Leaked documents reveals UK government plans for wider internet surveillance

Leaked documents reveals UK government plans for wider internet surveillance

A leaked document reveals that UK government has secretly drawn up a new disturbing and infringement of privacy surveillance powers, which would give authorities full permission to monitor Brits’ live communications, and effectively breaking encryption by forcing tech companies to introduce “back doors” into their private messaging apps.

Leaked documents reveals UK government plans for wider internet surveillance

The measures, outlined in a Draft document leaked on Thursday to the Open Rights Group (ORG), is apparently part of a “targeted consultation” into the investigatory powers act, brought into law last year, which critics called the “most extreme surveillance law ever passed in a democracy”. In this government’s draft document, all communications companies including phone networks and ISPs will be forced to provide real-time access to the full content of any named individual’s communications. Any “secondary data” relating to that person must also be provided. All companies must hand over the information within one working day.

The other requirement is that UK organizations must provide a backdoor to their systems so the authorities can access any and all communications, which means that these organizations will not be able to introduce true end-to-end encryption foe their users’ data.

On top of that, ISPs are required to “provide and maintain” the ability for real-time monitoring of 1 in every 10,000 users at once.

Behind the closed doors…

The most concerning thing for many, however, is the lack of transparency around the draft powers and how exactly its contents are being handled.

The technical capability notices paper has only been provided to six people from the government’s intercepting agencies and a select few companies consisting of telecoms giants, such as O2, BT, BSkyB and Vodafone on a short four-week consultation, however, a copy of the draft found its way to the Open Rights Group, which popped it online.

That means that the contents have already been agreed to by most of the organizations that have been included in the closed consultation. However, all rules will have to be formally approved by both houses of Parliament before becoming law.

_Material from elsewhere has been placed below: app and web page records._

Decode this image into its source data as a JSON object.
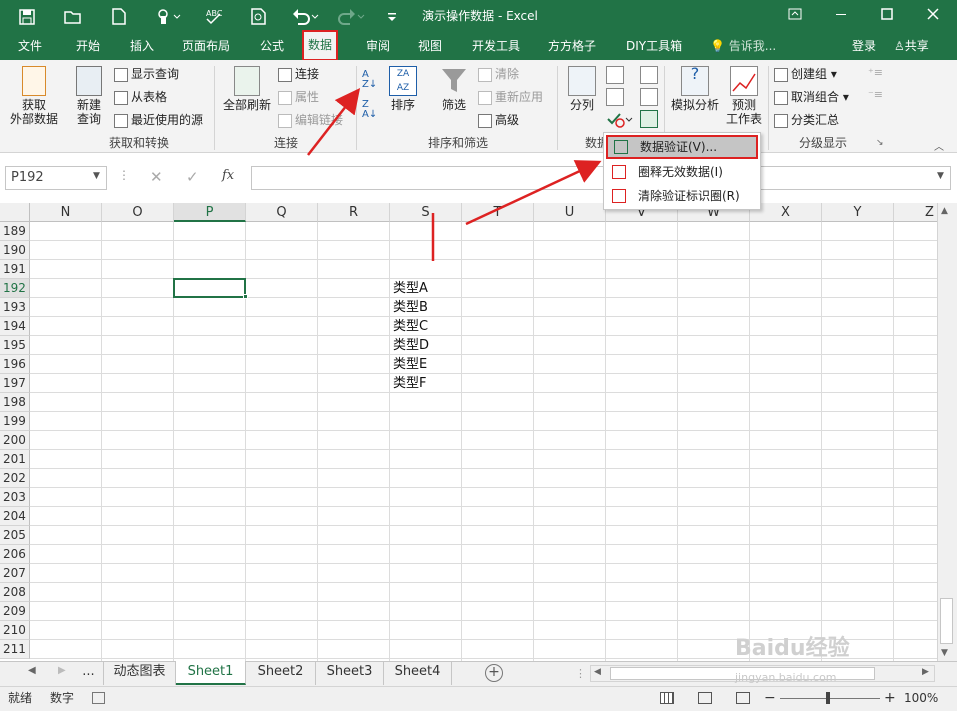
{
  "window": {
    "title": "演示操作数据 - Excel",
    "qat_icons": [
      "save-icon",
      "open-icon",
      "new-icon",
      "touch-mode-icon",
      "spelling-icon",
      "print-preview-icon",
      "undo-icon",
      "redo-icon",
      "customize-icon"
    ],
    "controls": [
      "restore-icon",
      "minimize-icon",
      "maximize-icon",
      "close-icon"
    ]
  },
  "tabs": [
    "文件",
    "开始",
    "插入",
    "页面布局",
    "公式",
    "数据",
    "审阅",
    "视图",
    "开发工具",
    "方方格子",
    "DIY工具箱"
  ],
  "active_tab": "数据",
  "tell_me": "告诉我...",
  "sign_in": "登录",
  "share": "共享",
  "ribbon": {
    "get_external": "获取\n外部数据",
    "new_query": "新建\n查询",
    "show_queries": "显示查询",
    "from_table": "从表格",
    "recent_sources": "最近使用的源",
    "group_get": "获取和转换",
    "refresh_all": "全部刷新",
    "connections": "连接",
    "properties": "属性",
    "edit_links": "编辑链接",
    "group_conn": "连接",
    "sort": "排序",
    "filter": "筛选",
    "clear": "清除",
    "reapply": "重新应用",
    "advanced": "高级",
    "group_sort": "排序和筛选",
    "text_to_columns": "分列",
    "group_tools": "数据",
    "what_if": "模拟分析",
    "forecast_sheet": "预测\n工作表",
    "group": "创建组",
    "ungroup": "取消组合",
    "subtotal": "分类汇总",
    "group_outline": "分级显示"
  },
  "dv_menu": [
    "数据验证(V)...",
    "圈释无效数据(I)",
    "清除验证标识圈(R)"
  ],
  "namebox": "P192",
  "fx": "fx",
  "columns": [
    "N",
    "O",
    "P",
    "Q",
    "R",
    "S",
    "T",
    "U",
    "V",
    "W",
    "X",
    "Y",
    "Z"
  ],
  "selected_col": "P",
  "rows": [
    "189",
    "190",
    "191",
    "192",
    "193",
    "194",
    "195",
    "196",
    "197",
    "198",
    "199",
    "200",
    "201",
    "202",
    "203",
    "204",
    "205",
    "206",
    "207",
    "208",
    "209",
    "210",
    "211"
  ],
  "selected_row": "192",
  "cells_S": [
    "类型A",
    "类型B",
    "类型C",
    "类型D",
    "类型E",
    "类型F"
  ],
  "sheet_tabs": [
    "...",
    "动态图表",
    "Sheet1",
    "Sheet2",
    "Sheet3",
    "Sheet4"
  ],
  "active_sheet": "Sheet1",
  "status": {
    "ready": "就绪",
    "num": "数字",
    "zoom": "100%"
  },
  "watermark": "Baidu经验",
  "watermark_url": "jingyan.baidu.com"
}
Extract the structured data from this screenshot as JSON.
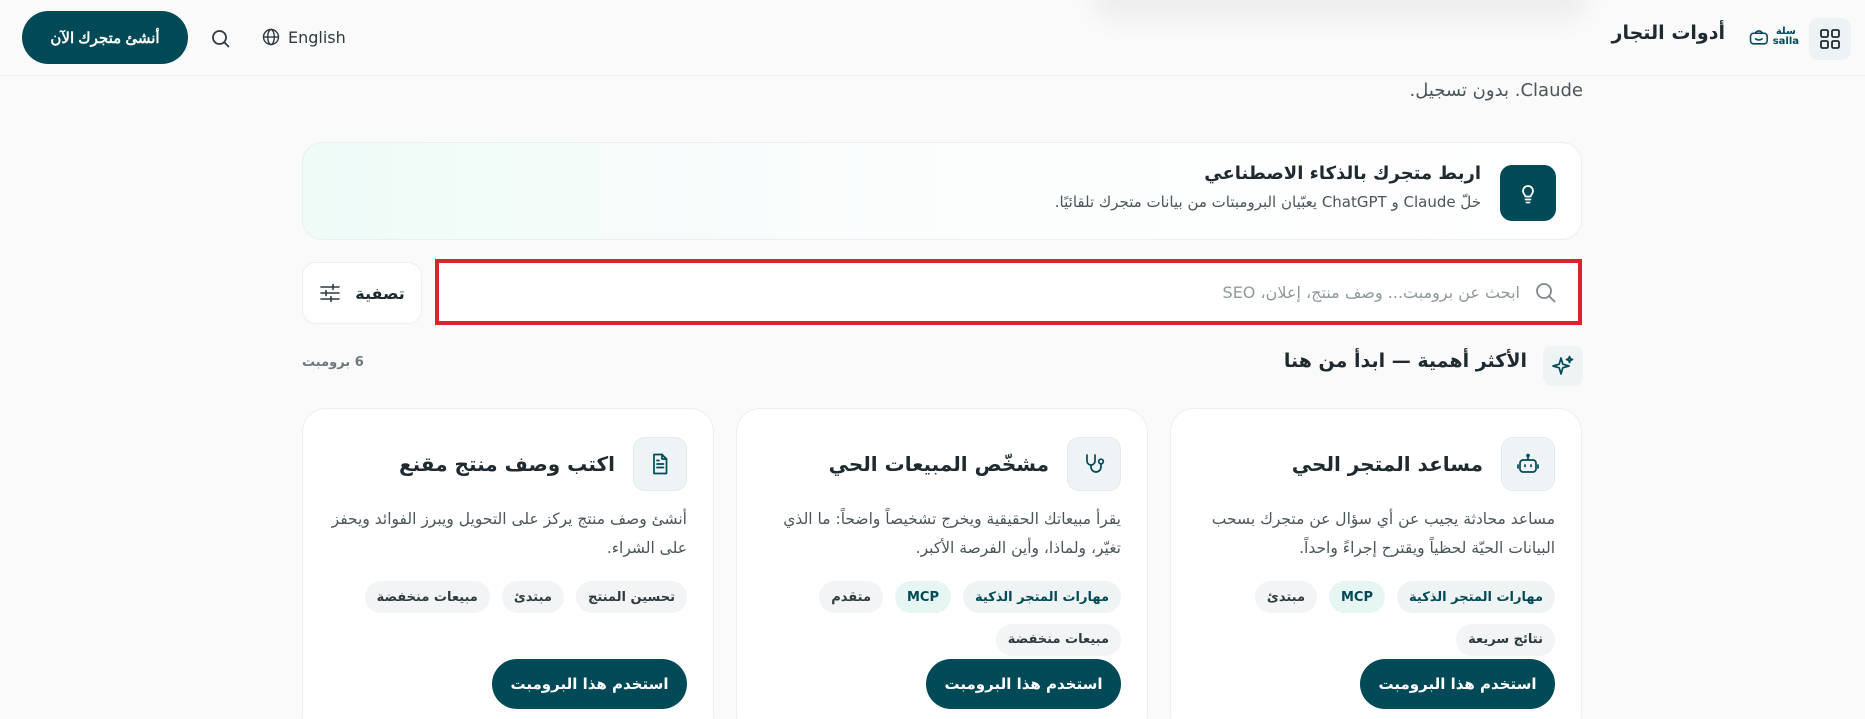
{
  "header": {
    "brand_title": "أدوات التجار",
    "logo_text_top": "سلة",
    "logo_text_bottom": "salla",
    "language_label": "English",
    "cta_label": "أنشئ متجرك الآن"
  },
  "intro_tail": "Claude. بدون تسجيل.",
  "ai_banner": {
    "title": "اربط متجرك بالذكاء الاصطناعي",
    "description": "خلّ Claude و ChatGPT يعبّيان البرومبتات من بيانات متجرك تلقائيًا."
  },
  "filter": {
    "label": "تصفية"
  },
  "search": {
    "placeholder": "ابحث عن برومبت... وصف منتج، إعلان، SEO",
    "value": ""
  },
  "section": {
    "title": "الأكثر أهمية — ابدأ من هنا",
    "count": "6 برومبت"
  },
  "cards": [
    {
      "title": "مساعد المتجر الحي",
      "icon": "robot-icon",
      "description": "مساعد محادثة يجيب عن أي سؤال عن متجرك بسحب البيانات الحيّة لحظياً ويقترح إجراءً واحداً.",
      "tags": [
        "مهارات المتجر الذكية",
        "MCP",
        "مبتدئ",
        "نتائج سريعة"
      ],
      "button_label": "استخدم هذا البرومبت"
    },
    {
      "title": "مشخّص المبيعات الحي",
      "icon": "stethoscope-icon",
      "description": "يقرأ مبيعاتك الحقيقية ويخرج تشخيصاً واضحاً: ما الذي تغيّر، ولماذا، وأين الفرصة الأكبر.",
      "tags": [
        "مهارات المتجر الذكية",
        "MCP",
        "متقدم",
        "مبيعات منخفضة"
      ],
      "button_label": "استخدم هذا البرومبت"
    },
    {
      "title": "اكتب وصف منتج مقنع",
      "icon": "document-icon",
      "description": "أنشئ وصف منتج يركز على التحويل ويبرز الفوائد ويحفز على الشراء.",
      "tags": [
        "تحسين المنتج",
        "مبتدئ",
        "مبيعات منخفضة"
      ],
      "button_label": "استخدم هذا البرومبت"
    }
  ],
  "colors": {
    "brand": "#004956",
    "highlight_border": "#d9232d",
    "mcp_tag_bg": "#e6f7f3"
  }
}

These new measures are another update to the investigatory Powers Act of 2016, also known as the Snooper’s Charter, which essentially gave the government powers to extend its surveillance capabilities. The regulations are presented in the form of a Draft, but are yet to be listed under the category on the official legislation website.

So, what can you do about it?

The Home Office’s private consultation will be opened until 19 May, so you can express your views to the UK government by sending an email to investigatorypowers@homeoffice.gsi.gov.uk.

In case the surveillance proposal become law, don’t freak out!

All you need to remember is that the new power could only be applied to companies that are base in the UK. You can simply and easily bypass the local ISP monitoring and secure your internet traffic by using a VPN service based outside the UK like VPN.Express.

VPN.Express allows you to mask change your IP address in a blink of an eye, and uses the most advanced encryption protocols to encrypt your entire data.

Even better, VPN.Express have a strict No Logs policy which means that it never keeps any customers’ records whatsoever, so no one ever –even your government- can force it to release your records for a simple reason: There are no records in the first place!

Be safe. Be free.